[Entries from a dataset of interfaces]
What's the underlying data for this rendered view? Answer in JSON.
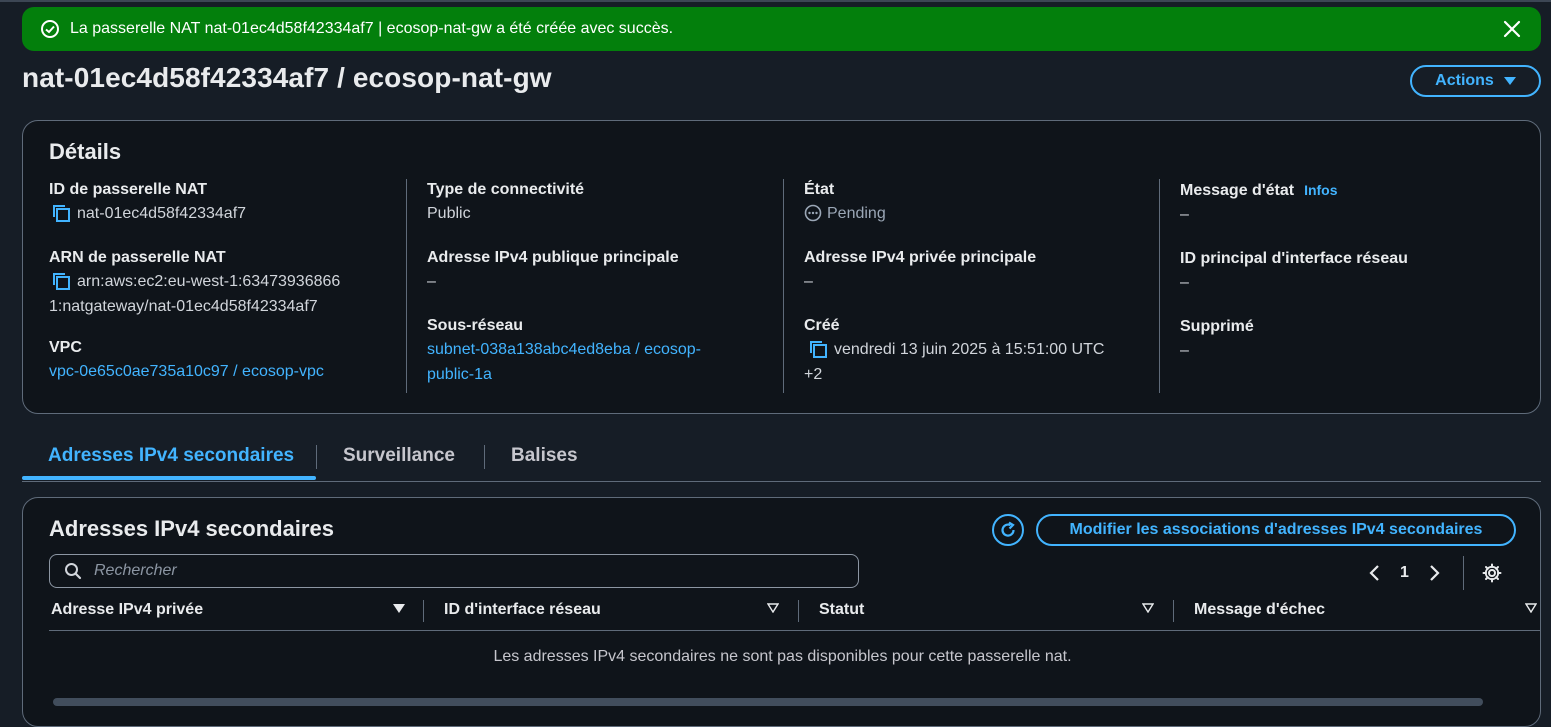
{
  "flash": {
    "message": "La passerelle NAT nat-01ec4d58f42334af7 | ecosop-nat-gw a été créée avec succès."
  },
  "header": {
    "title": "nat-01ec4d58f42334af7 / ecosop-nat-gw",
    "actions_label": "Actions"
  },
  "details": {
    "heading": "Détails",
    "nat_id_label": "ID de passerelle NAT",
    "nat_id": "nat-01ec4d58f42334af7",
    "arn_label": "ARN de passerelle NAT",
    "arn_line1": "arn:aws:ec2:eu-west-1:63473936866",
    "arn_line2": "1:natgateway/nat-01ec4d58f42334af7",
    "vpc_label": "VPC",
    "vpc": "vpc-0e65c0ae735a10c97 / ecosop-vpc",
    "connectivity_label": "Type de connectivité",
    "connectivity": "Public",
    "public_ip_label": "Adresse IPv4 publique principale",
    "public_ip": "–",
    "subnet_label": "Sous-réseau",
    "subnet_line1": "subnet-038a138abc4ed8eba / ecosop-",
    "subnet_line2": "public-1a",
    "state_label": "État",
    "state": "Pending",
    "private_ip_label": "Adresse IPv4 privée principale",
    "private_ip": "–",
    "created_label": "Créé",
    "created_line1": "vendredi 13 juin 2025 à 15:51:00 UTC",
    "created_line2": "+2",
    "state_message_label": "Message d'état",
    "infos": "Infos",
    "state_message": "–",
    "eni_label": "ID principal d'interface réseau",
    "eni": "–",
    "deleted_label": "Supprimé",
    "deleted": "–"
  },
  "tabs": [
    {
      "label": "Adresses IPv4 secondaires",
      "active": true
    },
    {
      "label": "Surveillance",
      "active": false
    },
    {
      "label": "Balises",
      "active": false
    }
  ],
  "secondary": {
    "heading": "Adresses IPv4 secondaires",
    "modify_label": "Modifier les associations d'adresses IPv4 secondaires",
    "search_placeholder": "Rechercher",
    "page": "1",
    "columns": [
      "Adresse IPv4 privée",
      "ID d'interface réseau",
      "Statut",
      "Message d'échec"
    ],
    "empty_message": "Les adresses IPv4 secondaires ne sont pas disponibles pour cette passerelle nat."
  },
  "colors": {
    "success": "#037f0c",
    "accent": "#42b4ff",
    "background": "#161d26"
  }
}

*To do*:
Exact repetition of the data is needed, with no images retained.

*Exercise result*:
What's the underlying data for this rendered view? Answer in JSON.
{
  "flash": {
    "message": "La passerelle NAT nat-01ec4d58f42334af7 | ecosop-nat-gw a été créée avec succès."
  },
  "header": {
    "title": "nat-01ec4d58f42334af7 / ecosop-nat-gw",
    "actions_label": "Actions"
  },
  "details": {
    "heading": "Détails",
    "nat_id_label": "ID de passerelle NAT",
    "nat_id": "nat-01ec4d58f42334af7",
    "arn_label": "ARN de passerelle NAT",
    "arn_line1": "arn:aws:ec2:eu-west-1:63473936866",
    "arn_line2": "1:natgateway/nat-01ec4d58f42334af7",
    "vpc_label": "VPC",
    "vpc": "vpc-0e65c0ae735a10c97 / ecosop-vpc",
    "connectivity_label": "Type de connectivité",
    "connectivity": "Public",
    "public_ip_label": "Adresse IPv4 publique principale",
    "public_ip": "–",
    "subnet_label": "Sous-réseau",
    "subnet_line1": "subnet-038a138abc4ed8eba / ecosop-",
    "subnet_line2": "public-1a",
    "state_label": "État",
    "state": "Pending",
    "private_ip_label": "Adresse IPv4 privée principale",
    "private_ip": "–",
    "created_label": "Créé",
    "created_line1": "vendredi 13 juin 2025 à 15:51:00 UTC",
    "created_line2": "+2",
    "state_message_label": "Message d'état",
    "infos": "Infos",
    "state_message": "–",
    "eni_label": "ID principal d'interface réseau",
    "eni": "–",
    "deleted_label": "Supprimé",
    "deleted": "–"
  },
  "tabs": [
    {
      "label": "Adresses IPv4 secondaires",
      "active": true
    },
    {
      "label": "Surveillance",
      "active": false
    },
    {
      "label": "Balises",
      "active": false
    }
  ],
  "secondary": {
    "heading": "Adresses IPv4 secondaires",
    "modify_label": "Modifier les associations d'adresses IPv4 secondaires",
    "search_placeholder": "Rechercher",
    "page": "1",
    "columns": [
      "Adresse IPv4 privée",
      "ID d'interface réseau",
      "Statut",
      "Message d'échec"
    ],
    "empty_message": "Les adresses IPv4 secondaires ne sont pas disponibles pour cette passerelle nat."
  },
  "colors": {
    "success": "#037f0c",
    "accent": "#42b4ff",
    "background": "#161d26"
  }
}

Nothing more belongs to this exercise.